How to complete this task: Output the entries verbatim, including every line.

[Stored items]
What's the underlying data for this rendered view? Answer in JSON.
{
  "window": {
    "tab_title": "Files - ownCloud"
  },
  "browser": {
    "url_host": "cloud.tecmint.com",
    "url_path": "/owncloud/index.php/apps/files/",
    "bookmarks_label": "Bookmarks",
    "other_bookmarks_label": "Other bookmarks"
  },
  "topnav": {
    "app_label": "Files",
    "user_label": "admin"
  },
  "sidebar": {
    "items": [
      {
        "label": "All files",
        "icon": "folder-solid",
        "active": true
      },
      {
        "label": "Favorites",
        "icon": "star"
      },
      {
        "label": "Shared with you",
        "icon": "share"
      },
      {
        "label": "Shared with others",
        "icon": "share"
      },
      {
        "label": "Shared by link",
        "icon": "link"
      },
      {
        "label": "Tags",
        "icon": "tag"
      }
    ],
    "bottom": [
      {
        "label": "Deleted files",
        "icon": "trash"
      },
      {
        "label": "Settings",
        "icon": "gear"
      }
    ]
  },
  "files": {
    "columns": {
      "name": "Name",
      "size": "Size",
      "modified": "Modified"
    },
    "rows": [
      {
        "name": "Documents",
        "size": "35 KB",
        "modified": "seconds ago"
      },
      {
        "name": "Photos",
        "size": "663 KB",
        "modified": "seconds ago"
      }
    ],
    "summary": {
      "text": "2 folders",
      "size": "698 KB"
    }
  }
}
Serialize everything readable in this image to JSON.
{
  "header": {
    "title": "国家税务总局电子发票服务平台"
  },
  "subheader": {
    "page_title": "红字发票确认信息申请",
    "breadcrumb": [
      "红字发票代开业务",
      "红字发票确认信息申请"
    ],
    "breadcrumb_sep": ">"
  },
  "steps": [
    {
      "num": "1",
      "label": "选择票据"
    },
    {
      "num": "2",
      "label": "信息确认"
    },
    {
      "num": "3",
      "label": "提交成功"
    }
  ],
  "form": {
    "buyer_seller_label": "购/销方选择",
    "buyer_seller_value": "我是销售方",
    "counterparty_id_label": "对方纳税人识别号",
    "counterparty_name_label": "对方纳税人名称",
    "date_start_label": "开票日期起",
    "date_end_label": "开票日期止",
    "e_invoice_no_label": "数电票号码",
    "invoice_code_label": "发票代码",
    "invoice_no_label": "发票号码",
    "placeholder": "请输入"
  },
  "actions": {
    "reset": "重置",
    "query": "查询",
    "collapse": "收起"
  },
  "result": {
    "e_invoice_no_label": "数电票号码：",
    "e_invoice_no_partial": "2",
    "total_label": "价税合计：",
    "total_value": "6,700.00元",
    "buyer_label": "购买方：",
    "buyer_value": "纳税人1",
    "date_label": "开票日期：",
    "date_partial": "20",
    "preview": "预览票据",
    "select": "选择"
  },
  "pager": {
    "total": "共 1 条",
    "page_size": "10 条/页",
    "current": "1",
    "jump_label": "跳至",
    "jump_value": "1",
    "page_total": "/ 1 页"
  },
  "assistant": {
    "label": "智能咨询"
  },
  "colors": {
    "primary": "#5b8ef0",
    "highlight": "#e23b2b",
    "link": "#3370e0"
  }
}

Your solution:
What's the underlying data for this rendered view? Answer in JSON.
{
  "window": {
    "tab_title": "Files - ownCloud"
  },
  "browser": {
    "url_host": "cloud.tecmint.com",
    "url_path": "/owncloud/index.php/apps/files/",
    "bookmarks_label": "Bookmarks",
    "other_bookmarks_label": "Other bookmarks"
  },
  "topnav": {
    "app_label": "Files",
    "user_label": "admin"
  },
  "sidebar": {
    "items": [
      {
        "label": "All files",
        "icon": "folder-solid",
        "active": true
      },
      {
        "label": "Favorites",
        "icon": "star"
      },
      {
        "label": "Shared with you",
        "icon": "share"
      },
      {
        "label": "Shared with others",
        "icon": "share"
      },
      {
        "label": "Shared by link",
        "icon": "link"
      },
      {
        "label": "Tags",
        "icon": "tag"
      }
    ],
    "bottom": [
      {
        "label": "Deleted files",
        "icon": "trash"
      },
      {
        "label": "Settings",
        "icon": "gear"
      }
    ]
  },
  "files": {
    "columns": {
      "name": "Name",
      "size": "Size",
      "modified": "Modified"
    },
    "rows": [
      {
        "name": "Documents",
        "size": "35 KB",
        "modified": "seconds ago"
      },
      {
        "name": "Photos",
        "size": "663 KB",
        "modified": "seconds ago"
      }
    ],
    "summary": {
      "text": "2 folders",
      "size": "698 KB"
    }
  }
}
Serialize everything readable in this image to JSON.
{
  "header": {
    "title": "国家税务总局电子发票服务平台"
  },
  "subheader": {
    "page_title": "红字发票确认信息申请",
    "breadcrumb": [
      "红字发票代开业务",
      "红字发票确认信息申请"
    ],
    "breadcrumb_sep": ">"
  },
  "steps": [
    {
      "num": "1",
      "label": "选择票据"
    },
    {
      "num": "2",
      "label": "信息确认"
    },
    {
      "num": "3",
      "label": "提交成功"
    }
  ],
  "form": {
    "buyer_seller_label": "购/销方选择",
    "buyer_seller_value": "我是销售方",
    "counterparty_id_label": "对方纳税人识别号",
    "counterparty_name_label": "对方纳税人名称",
    "date_start_label": "开票日期起",
    "date_end_label": "开票日期止",
    "e_invoice_no_label": "数电票号码",
    "invoice_code_label": "发票代码",
    "invoice_no_label": "发票号码",
    "placeholder": "请输入"
  },
  "actions": {
    "reset": "重置",
    "query": "查询",
    "collapse": "收起"
  },
  "result": {
    "e_invoice_no_label": "数电票号码：",
    "e_invoice_no_partial": "2",
    "total_label": "价税合计：",
    "total_value": "6,700.00元",
    "buyer_label": "购买方：",
    "buyer_value": "纳税人1",
    "date_label": "开票日期：",
    "date_partial": "20",
    "preview": "预览票据",
    "select": "选择"
  },
  "pager": {
    "total": "共 1 条",
    "page_size": "10 条/页",
    "current": "1",
    "jump_label": "跳至",
    "jump_value": "1",
    "page_total": "/ 1 页"
  },
  "assistant": {
    "label": "智能咨询"
  },
  "colors": {
    "primary": "#5b8ef0",
    "highlight": "#e23b2b",
    "link": "#3370e0"
  }
}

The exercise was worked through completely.